## [ASSIGNED TASK]
Pull each line holding "branch" out of the entries below.

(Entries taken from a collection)
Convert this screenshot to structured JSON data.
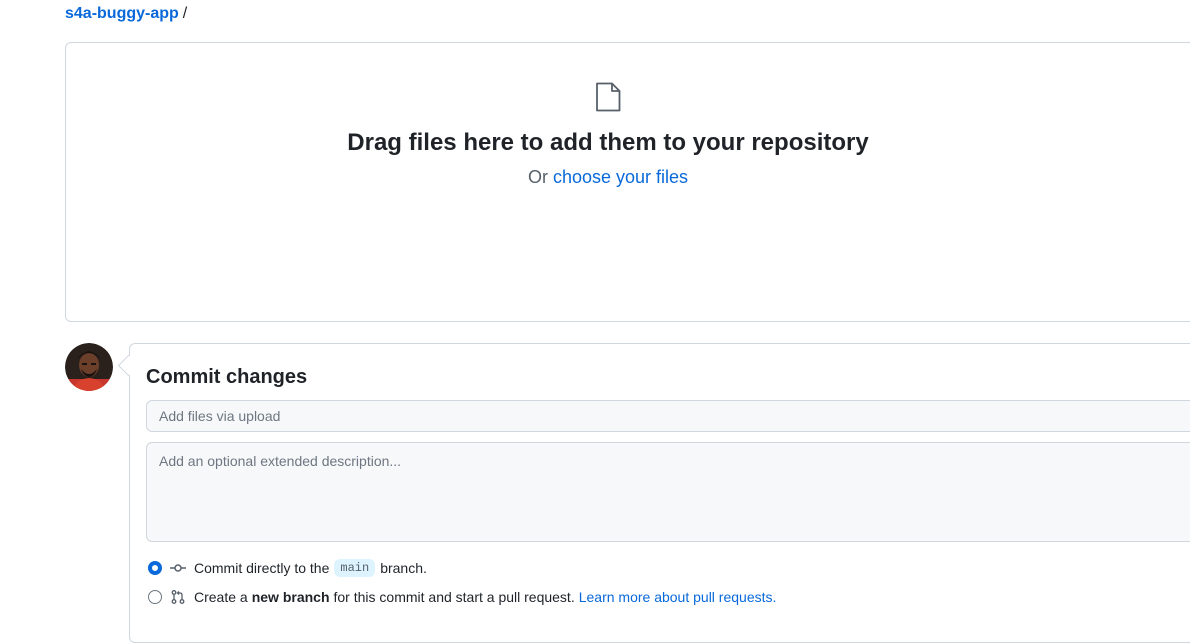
{
  "breadcrumb": {
    "repo": "s4a-buggy-app",
    "separator": "/"
  },
  "dropzone": {
    "title": "Drag files here to add them to your repository",
    "or_text": "Or",
    "choose_link": "choose your files"
  },
  "commit": {
    "title": "Commit changes",
    "summary_placeholder": "Add files via upload",
    "summary_value": "",
    "description_placeholder": "Add an optional extended description...",
    "description_value": "",
    "options": [
      {
        "selected": true,
        "text_before": "Commit directly to the",
        "branch": "main",
        "text_after": "branch."
      },
      {
        "selected": false,
        "text_before": "Create a",
        "bold": "new branch",
        "text_after": "for this commit and start a pull request.",
        "link": "Learn more about pull requests."
      }
    ]
  },
  "colors": {
    "accent": "#0969da",
    "border": "#d0d7de",
    "input_bg": "#f6f8fa",
    "text": "#1f2328",
    "muted": "#57606a"
  },
  "icons": {
    "file": "file-icon",
    "commit": "git-commit-icon",
    "pull_request": "git-pull-request-icon",
    "avatar": "user-avatar"
  }
}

## [SOLUTION TO THIS EXERCISE]
        "branch": "main",
        "text_after": "branch."
        "bold": "new branch",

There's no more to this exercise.